Front Matter Where I Was Born Alone in Holland An Important Introduction I Go My Way The Bargain Sailing for the New World A View of New Netherland The "Brown Men" or Savages Summoned to the Cabin Toys for the Savages Claim of the India Company Making Ready for Trade Braun and Gildersleeve Gathering the Savages Going Ashore Buying Manhattan Boats Used by the Savages Wandering over the Island The Homes of the Savages Master Minuit's Home Beginning the Work A Strange Kind of Craft Building a Fort In Charge of the Goods The Value of Wampum Buildings of Stone The Government A Prosperous Town Quarrelsome Slaves A Brutal Murder A Village Called Plymouth I Go on a Voyage A Lukewarm Welcome Two Days in Plymouth Forging Ahead The Big Ship Minuit's Successor Trouble with the English Van Twiller Discharged Director Kieft Unjust Commands Minuit's Return Revenge of the Savages Kieft's War Director Petrus Stuyvesant Time for Sight-Seeing How the Fort was Armed Village Laws Other Things about Town A Visit of Ceremony New Amsterdam, a City Stuyvesant Makes Enemies Orders from Holland Making Ready for War An Unexpected Question With the Fleet Driving out the Swedes Uprising of the Indians An Attack by the Indians Back to New Amsterdam Coaxing the Savages Religious Freedom Punishing the Quaker Other Persecutions Dull Trade Charge Made by Hans Braun Dismissed by Stuyvesant English Claims Idle Days On Broad Way Looking after the Ferry Coming of the English A Weak Defense Stuyvesant Absent Disobeying Commands Surrender Demanded A Three Days' Truce English Visitors Stuyvesant's Rage The End of Dutch Rule The City of New York

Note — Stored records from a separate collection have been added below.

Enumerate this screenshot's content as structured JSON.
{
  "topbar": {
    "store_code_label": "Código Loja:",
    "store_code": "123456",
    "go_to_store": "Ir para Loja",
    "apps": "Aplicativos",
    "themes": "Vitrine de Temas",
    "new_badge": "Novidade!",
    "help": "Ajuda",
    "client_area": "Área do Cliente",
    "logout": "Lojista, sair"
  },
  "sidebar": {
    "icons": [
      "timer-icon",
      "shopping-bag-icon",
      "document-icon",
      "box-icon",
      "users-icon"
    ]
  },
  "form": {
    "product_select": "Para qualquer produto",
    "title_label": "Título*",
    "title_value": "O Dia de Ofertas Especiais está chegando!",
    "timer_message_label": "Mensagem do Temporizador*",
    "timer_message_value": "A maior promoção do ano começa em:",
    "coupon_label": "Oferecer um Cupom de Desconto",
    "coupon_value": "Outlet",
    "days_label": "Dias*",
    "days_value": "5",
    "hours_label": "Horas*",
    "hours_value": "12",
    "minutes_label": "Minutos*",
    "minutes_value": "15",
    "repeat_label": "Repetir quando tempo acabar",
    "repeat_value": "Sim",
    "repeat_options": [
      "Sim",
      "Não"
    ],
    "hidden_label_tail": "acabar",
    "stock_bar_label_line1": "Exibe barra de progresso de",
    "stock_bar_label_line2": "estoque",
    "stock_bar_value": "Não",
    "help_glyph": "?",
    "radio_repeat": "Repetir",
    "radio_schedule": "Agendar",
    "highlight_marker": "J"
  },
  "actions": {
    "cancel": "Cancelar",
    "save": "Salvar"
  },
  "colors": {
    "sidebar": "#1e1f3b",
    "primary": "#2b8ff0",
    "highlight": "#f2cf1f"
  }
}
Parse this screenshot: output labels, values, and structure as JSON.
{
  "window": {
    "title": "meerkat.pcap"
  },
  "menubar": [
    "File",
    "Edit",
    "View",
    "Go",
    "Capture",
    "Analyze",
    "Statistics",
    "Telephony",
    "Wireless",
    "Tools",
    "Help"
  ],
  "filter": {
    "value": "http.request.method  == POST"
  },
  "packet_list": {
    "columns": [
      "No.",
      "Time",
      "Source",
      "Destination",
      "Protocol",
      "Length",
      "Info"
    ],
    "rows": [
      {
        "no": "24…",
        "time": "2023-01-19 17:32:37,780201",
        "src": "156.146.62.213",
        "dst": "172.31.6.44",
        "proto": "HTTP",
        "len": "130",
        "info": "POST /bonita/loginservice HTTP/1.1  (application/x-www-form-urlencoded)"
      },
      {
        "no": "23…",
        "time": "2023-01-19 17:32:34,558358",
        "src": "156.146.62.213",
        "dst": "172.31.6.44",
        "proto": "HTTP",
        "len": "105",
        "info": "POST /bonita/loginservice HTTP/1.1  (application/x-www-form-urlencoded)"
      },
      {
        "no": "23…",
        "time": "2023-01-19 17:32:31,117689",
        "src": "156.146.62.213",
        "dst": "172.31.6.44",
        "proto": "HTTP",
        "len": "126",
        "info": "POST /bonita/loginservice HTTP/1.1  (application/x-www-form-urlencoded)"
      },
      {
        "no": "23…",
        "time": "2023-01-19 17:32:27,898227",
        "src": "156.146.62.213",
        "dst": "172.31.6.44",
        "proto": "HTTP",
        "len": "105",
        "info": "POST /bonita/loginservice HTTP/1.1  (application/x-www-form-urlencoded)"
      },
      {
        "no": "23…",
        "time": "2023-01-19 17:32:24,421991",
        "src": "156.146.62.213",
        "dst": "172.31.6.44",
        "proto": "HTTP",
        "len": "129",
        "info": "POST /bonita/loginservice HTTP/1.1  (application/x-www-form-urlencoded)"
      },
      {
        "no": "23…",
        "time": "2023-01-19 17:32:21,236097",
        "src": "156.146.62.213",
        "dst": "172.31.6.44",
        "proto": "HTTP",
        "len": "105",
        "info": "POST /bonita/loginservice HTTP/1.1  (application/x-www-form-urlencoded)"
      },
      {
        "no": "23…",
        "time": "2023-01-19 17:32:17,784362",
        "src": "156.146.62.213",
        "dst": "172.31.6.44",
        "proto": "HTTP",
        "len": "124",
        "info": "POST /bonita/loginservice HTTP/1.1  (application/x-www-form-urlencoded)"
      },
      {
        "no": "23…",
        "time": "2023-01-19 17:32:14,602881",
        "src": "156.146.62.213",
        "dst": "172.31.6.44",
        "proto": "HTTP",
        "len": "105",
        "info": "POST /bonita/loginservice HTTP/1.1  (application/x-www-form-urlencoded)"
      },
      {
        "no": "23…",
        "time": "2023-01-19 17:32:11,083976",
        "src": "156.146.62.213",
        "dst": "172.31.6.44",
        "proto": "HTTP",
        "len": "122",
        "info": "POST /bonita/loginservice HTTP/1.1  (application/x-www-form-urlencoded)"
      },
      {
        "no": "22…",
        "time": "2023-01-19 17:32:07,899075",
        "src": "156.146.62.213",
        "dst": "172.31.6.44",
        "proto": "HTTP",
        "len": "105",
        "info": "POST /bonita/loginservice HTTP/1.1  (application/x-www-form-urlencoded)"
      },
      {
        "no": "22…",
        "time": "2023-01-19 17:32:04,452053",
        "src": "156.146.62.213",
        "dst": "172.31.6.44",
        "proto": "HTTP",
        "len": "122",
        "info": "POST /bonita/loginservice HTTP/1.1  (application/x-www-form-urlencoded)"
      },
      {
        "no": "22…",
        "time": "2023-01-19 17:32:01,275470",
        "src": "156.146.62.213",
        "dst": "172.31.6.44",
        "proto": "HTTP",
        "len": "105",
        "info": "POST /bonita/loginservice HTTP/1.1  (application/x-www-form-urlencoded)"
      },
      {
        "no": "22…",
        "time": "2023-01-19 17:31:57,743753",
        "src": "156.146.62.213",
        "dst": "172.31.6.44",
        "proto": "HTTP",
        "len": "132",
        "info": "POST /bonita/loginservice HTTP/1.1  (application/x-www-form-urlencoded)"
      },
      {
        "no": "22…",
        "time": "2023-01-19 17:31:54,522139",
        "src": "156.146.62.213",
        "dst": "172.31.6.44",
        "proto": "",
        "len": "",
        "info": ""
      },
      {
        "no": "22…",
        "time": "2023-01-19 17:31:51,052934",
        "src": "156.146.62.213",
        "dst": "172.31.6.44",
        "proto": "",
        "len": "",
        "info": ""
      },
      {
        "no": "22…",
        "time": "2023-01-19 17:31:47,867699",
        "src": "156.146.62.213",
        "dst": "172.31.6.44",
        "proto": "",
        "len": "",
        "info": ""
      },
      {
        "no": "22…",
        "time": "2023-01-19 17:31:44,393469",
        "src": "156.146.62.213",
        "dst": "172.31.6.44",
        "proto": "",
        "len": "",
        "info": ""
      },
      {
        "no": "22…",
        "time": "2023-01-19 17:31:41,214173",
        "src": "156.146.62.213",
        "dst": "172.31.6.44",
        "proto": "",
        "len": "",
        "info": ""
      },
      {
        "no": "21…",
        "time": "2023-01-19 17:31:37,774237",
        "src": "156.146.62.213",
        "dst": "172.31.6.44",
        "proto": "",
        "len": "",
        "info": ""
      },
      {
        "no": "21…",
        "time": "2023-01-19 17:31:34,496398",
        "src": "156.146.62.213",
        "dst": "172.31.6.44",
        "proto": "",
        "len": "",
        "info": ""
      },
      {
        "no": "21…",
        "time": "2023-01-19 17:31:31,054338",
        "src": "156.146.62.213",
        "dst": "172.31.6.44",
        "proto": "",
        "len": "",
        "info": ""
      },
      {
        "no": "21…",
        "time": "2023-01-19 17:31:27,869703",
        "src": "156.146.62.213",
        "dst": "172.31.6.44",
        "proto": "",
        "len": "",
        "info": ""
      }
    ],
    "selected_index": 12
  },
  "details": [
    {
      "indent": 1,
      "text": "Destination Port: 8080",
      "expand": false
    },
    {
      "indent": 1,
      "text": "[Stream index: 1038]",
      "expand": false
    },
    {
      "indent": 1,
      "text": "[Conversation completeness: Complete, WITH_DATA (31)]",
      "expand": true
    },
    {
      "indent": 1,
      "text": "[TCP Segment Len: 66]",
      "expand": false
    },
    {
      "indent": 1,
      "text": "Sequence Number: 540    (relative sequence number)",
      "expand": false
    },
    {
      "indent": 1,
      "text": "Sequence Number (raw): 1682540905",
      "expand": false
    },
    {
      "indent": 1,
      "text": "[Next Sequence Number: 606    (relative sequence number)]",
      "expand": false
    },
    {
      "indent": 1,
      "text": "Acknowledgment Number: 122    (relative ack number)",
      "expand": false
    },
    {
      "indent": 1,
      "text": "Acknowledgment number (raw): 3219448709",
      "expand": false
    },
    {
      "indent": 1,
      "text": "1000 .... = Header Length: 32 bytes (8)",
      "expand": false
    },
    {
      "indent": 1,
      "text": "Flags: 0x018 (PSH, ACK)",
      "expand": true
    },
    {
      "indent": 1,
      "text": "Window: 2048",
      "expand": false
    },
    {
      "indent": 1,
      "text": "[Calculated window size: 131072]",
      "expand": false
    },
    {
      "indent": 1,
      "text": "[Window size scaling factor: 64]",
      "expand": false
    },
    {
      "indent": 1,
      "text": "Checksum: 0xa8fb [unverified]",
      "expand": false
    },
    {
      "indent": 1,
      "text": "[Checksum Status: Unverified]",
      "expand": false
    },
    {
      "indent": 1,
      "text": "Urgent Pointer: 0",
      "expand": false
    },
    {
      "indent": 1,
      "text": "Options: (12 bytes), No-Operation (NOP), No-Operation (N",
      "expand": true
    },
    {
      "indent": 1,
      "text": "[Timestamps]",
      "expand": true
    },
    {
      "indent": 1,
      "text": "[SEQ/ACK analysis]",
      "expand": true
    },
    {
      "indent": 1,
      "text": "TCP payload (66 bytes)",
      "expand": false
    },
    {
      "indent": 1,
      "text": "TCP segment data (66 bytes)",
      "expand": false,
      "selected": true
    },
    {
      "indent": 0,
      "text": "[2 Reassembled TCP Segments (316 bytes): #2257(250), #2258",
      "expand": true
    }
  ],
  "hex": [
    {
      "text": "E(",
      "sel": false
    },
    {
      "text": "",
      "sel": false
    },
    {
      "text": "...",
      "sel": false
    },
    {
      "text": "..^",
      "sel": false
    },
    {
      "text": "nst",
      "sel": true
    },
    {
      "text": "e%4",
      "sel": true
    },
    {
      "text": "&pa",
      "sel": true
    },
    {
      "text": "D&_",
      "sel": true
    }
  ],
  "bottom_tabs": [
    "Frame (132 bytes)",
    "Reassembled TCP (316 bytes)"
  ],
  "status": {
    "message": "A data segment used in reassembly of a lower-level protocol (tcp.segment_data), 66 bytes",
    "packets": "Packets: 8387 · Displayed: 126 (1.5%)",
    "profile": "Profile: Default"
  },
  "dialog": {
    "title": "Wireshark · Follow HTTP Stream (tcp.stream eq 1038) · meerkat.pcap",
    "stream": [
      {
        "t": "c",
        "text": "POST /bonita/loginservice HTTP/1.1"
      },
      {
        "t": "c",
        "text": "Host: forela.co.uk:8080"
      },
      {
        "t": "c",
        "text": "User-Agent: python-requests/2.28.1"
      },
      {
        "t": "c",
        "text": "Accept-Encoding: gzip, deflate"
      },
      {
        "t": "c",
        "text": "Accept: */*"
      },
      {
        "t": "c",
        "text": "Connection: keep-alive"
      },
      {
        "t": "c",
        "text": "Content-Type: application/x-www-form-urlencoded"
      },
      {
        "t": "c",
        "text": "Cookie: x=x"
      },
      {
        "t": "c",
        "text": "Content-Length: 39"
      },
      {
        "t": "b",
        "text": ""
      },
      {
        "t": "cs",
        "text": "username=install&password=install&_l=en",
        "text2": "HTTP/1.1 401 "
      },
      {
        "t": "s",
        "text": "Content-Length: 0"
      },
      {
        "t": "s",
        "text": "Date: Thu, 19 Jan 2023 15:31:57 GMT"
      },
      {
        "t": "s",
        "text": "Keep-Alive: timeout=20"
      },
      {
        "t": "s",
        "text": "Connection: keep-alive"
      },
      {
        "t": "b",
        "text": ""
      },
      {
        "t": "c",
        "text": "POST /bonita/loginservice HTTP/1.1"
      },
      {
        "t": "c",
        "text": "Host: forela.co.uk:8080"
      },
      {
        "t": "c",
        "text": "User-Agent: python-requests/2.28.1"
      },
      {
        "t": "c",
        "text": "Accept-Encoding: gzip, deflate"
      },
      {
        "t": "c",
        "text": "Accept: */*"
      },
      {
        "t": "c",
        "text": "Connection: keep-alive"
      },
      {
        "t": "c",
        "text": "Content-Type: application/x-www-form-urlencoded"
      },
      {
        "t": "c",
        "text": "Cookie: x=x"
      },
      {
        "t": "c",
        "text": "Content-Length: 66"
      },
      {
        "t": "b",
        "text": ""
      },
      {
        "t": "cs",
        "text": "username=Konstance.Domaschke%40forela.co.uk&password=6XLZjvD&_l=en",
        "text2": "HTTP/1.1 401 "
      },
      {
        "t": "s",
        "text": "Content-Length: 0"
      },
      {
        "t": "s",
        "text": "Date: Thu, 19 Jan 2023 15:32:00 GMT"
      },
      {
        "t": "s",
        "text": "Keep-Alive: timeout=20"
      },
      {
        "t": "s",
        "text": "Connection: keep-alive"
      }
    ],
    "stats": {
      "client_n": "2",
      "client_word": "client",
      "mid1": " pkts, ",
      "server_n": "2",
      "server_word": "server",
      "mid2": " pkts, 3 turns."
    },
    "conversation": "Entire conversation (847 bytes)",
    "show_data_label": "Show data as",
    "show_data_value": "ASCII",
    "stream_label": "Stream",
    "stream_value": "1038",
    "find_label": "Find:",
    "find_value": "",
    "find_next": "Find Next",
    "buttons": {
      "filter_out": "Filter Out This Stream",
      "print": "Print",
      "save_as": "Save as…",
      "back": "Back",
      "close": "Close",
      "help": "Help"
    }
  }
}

Peter of New Amsterdam - James Otis

With the Fleet

And now to go back to the war against the Swedes: I left the storehouse in charge of Kryn Gildersleeve, and on Sunday morning bright and early was in church to hear the sermon which was to be preached, as a portion of the religious preparations for the driving out of the Swedes.

When the sermon was at an end, instead of looking around the fort to see the soldiers paraded before being sent on board the fleet, I quietly took boat for the ship De Waag, and was there an hour after noon, when Director Stuyvesant, attended by eight trumpeters, and a bodyguard of sixteen men, put off from the shore amid the booming of cannon, as if he had been a veritable king.

[Illustration] from Peter of New Amsterdam by James Otis

I know not whether the Director had really given orders to his secretary that I should be informed as to what was expected of me, but suppose such must have been the case, although no heed was given to so small an official as myself, from the time of setting sail until we were returned to New Amsterdam.

So far as Master Stuyvesant was concerned, I might as well not have been there, but this overlooking me did not cause my heart to burn, for I was well content to be forgotten entirely by the gentleman who ruled over our city with an iron hand.

The officers of the ship, whose acquaintance I had already made, gave me fairly comfortable quarters, apart from the Director's following, and although such expeditions were not to my mind, I drank in all of the enjoyment that could come to one who was embarked upon a venture which to him seemed wrongful.

There is no need why I should tell you anything whatsoever concerning the journey from New Amsterdam to Trinity, save to say that we arrived off that fort at noon on the following Friday, when without delay our trumpeters were sent on shore to demand the surrender.